Two exceptional, ambitious, but very different, lawyers are assigned to work on the same case. Whichever one most distinguishes herself will get the only available partnership place.
As they work to defend one of their firm’s most valuable clients from a murder charge, they face a different and unexpected problem: the growing attraction between them. Continue reading “Love’s Verdict – Carsen Taite (Review)”
Ukiah Oregon knows little about his past. Raised by wolves and then by adoptive parents, he doesn’t even know how old he is. That’s not the only thing that sets him apart – he has a perfect memory, preternatural senses, and severe injuries heal in hours.

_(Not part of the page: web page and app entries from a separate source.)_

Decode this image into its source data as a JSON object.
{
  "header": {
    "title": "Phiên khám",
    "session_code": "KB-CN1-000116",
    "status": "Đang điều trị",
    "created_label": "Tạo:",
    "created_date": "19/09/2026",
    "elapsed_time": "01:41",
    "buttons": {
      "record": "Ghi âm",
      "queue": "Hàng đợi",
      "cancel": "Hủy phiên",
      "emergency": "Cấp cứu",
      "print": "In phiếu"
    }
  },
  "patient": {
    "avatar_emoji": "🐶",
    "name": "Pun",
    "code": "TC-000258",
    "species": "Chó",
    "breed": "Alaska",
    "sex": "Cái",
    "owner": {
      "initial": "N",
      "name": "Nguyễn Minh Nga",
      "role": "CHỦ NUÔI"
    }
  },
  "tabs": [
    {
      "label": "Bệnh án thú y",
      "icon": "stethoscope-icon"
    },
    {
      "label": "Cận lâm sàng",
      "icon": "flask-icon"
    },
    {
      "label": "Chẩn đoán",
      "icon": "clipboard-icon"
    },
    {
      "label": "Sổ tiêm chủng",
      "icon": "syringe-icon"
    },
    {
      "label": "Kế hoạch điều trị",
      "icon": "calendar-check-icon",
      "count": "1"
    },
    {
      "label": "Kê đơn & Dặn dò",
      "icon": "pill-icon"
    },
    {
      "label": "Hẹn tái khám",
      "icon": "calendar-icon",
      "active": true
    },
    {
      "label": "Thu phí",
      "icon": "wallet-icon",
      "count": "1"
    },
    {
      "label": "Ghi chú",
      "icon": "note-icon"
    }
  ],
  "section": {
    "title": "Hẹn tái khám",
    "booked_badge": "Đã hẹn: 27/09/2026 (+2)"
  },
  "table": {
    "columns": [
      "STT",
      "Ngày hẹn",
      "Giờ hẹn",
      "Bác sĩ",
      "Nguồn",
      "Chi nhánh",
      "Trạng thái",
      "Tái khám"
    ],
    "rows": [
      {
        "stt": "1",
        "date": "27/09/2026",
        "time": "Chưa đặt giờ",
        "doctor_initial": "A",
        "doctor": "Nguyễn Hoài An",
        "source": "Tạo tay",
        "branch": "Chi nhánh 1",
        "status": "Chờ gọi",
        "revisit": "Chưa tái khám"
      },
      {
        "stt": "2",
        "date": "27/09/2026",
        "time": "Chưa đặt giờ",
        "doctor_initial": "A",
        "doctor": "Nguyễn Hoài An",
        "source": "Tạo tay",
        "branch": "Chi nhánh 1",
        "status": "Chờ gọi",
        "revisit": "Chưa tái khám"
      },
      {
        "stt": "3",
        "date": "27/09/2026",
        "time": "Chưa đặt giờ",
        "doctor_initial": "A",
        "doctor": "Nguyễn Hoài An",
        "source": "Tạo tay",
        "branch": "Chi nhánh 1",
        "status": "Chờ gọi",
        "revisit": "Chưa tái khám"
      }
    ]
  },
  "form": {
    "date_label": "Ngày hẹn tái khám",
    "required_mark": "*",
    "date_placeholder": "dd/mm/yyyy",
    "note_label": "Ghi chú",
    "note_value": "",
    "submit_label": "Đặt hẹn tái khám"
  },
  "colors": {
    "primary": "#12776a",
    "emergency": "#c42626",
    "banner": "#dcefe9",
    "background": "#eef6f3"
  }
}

Working as a tracker, he’s solved mysteries and saved lives. But when a tracking case going violently wrong, Ukiah gets his first clues to both his real origins and a secret war that endangers the whole of humanity. Continue reading “Alien Taste – Wen Spencer (Review)”
There are countless films with the basic premise that sometimes, dead things don’t stay dead, and that’s a problem that someone has to deal with. In this film, the “someone” is the Rest In Peace Department, or R.I.P.D.
Continue reading “R.I.P.D. (2013) – Review”
When Daisy Wells and Hazel Wong set up their very own secret detective agency at Deepdean School for Girls, they struggle to find any truly exciting mysteries to investigate. (Unless you count the case of Lavinia’s missing tie. Which they don’t.)
Then Hazel discovers the Science Mistress, Miss Bell, lying dead in the Gym. She assumes it was a terrible accident – but when she and Daisy return five minutes later, the body has disappeared. Now Hazel and Daisy not only have a murder to solve: they have to prove one happened in the first place. Continue reading “Murder Most Unladylike – Robin Stevens (Review)”
After criminals kill his family and the justice system fails him, an inventor (Gerard Butler) starts taking the law into his own hands. Though he’s quickly imprisoned, the killings don’t stop. The prosecutor (Jamie Foxx) who let him down when his family was murdered is the only person who might be able to stop the slaughter. Continue reading “Law-Abiding Citizen (2009) – Review”
Everyone knows what a mobster looks like. We know how they talk, how they dress, how they relate to each other. We know about their secret rituals, and about the iron rules they live by.
We know about these because of the media. The Godfather, The Sopranos, Guys and Dolls. Arguably, the media created the Mafia aesthetic as much as it portrayed it. I read once, though I can sadly no longer find a source, that the FBI’s job got much easier after The Godfather was released, because all of the gangsters started dressing like the characters.
Goodfellas is a cinematic classic, and it’s definitely one of the most important films for cementing the cultural idea of how the mob looks and acts. I’ve only just got around to watching it. Continue reading “Goodfellas (1990) – Review”
Ray Breslin (Sylvester Stallone) wrote the book on breaking out of prisons. That’s not a metaphor, as almost every character in this film has read the book, and keeps a copy of it nearby for dramatic effect.
Ray makes his living by stress-testing maximum security prisons. Disguised as a convict, Ray is inserted into prisons so that he can break his way out, and then identify the security flaws. He’s broken out of every prison he’s ever been inside, and he’s confident in his abilities.
When a secret black-ops prison needs testing, they come to Ray. And they come prepared to pay a large amount of money for his services, particularly if he overlooks normal security procedures. As you might imagine, it turns out that this prison is both more secure and more evil than other prisons, and now he has to break out for real.
Continue reading “Escape Plan (2013) – Review”